§ **TASK OBJECTIVE**
Give back every record that follows, exactly as written.

Dataset rows for apps and sites:
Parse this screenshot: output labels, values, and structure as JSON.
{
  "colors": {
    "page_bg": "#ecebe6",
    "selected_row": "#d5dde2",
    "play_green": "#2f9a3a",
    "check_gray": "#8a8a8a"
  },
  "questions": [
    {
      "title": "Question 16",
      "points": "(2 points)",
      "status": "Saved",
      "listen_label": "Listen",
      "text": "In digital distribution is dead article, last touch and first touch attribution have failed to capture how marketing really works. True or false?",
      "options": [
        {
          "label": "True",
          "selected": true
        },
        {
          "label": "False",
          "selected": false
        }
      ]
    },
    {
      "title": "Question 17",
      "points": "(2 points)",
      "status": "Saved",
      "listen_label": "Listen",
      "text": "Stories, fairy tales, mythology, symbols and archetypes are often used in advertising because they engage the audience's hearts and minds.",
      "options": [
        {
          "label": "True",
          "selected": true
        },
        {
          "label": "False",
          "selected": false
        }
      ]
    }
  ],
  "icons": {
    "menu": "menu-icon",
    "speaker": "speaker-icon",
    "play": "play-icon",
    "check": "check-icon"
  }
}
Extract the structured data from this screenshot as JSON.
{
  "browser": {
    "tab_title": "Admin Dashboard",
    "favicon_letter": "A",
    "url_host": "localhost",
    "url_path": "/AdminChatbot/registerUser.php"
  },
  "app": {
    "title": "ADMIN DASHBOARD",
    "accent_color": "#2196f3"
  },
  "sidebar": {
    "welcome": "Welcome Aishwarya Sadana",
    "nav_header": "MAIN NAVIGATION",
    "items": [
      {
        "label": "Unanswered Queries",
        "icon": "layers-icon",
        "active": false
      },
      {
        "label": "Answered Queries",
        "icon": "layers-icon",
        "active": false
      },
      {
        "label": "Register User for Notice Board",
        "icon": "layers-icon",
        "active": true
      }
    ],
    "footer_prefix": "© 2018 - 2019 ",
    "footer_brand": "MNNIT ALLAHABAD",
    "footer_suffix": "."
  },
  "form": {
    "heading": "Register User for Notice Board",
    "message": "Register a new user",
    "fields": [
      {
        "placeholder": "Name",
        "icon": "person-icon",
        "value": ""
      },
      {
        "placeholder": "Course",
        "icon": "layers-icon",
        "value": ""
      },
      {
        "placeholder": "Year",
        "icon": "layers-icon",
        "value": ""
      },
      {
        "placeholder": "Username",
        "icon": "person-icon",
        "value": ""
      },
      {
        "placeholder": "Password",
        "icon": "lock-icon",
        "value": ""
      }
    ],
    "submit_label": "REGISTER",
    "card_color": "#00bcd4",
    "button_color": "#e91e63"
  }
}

§ **COMPLETED TASK**
Parse this screenshot: output labels, values, and structure as JSON.
{
  "colors": {
    "page_bg": "#ecebe6",
    "selected_row": "#d5dde2",
    "play_green": "#2f9a3a",
    "check_gray": "#8a8a8a"
  },
  "questions": [
    {
      "title": "Question 16",
      "points": "(2 points)",
      "status": "Saved",
      "listen_label": "Listen",
      "text": "In digital distribution is dead article, last touch and first touch attribution have failed to capture how marketing really works. True or false?",
      "options": [
        {
          "label": "True",
          "selected": true
        },
        {
          "label": "False",
          "selected": false
        }
      ]
    },
    {
      "title": "Question 17",
      "points": "(2 points)",
      "status": "Saved",
      "listen_label": "Listen",
      "text": "Stories, fairy tales, mythology, symbols and archetypes are often used in advertising because they engage the audience's hearts and minds.",
      "options": [
        {
          "label": "True",
          "selected": true
        },
        {
          "label": "False",
          "selected": false
        }
      ]
    }
  ],
  "icons": {
    "menu": "menu-icon",
    "speaker": "speaker-icon",
    "play": "play-icon",
    "check": "check-icon"
  }
}
Extract the structured data from this screenshot as JSON.
{
  "browser": {
    "tab_title": "Admin Dashboard",
    "favicon_letter": "A",
    "url_host": "localhost",
    "url_path": "/AdminChatbot/registerUser.php"
  },
  "app": {
    "title": "ADMIN DASHBOARD",
    "accent_color": "#2196f3"
  },
  "sidebar": {
    "welcome": "Welcome Aishwarya Sadana",
    "nav_header": "MAIN NAVIGATION",
    "items": [
      {
        "label": "Unanswered Queries",
        "icon": "layers-icon",
        "active": false
      },
      {
        "label": "Answered Queries",
        "icon": "layers-icon",
        "active": false
      },
      {
        "label": "Register User for Notice Board",
        "icon": "layers-icon",
        "active": true
      }
    ],
    "footer_prefix": "© 2018 - 2019 ",
    "footer_brand": "MNNIT ALLAHABAD",
    "footer_suffix": "."
  },
  "form": {
    "heading": "Register User for Notice Board",
    "message": "Register a new user",
    "fields": [
      {
        "placeholder": "Name",
        "icon": "person-icon",
        "value": ""
      },
      {
        "placeholder": "Course",
        "icon": "layers-icon",
        "value": ""
      },
      {
        "placeholder": "Year",
        "icon": "layers-icon",
        "value": ""
      },
      {
        "placeholder": "Username",
        "icon": "person-icon",
        "value": ""
      },
      {
        "placeholder": "Password",
        "icon": "lock-icon",
        "value": ""
      }
    ],
    "submit_label": "REGISTER",
    "card_color": "#00bcd4",
    "button_color": "#e91e63"
  }
}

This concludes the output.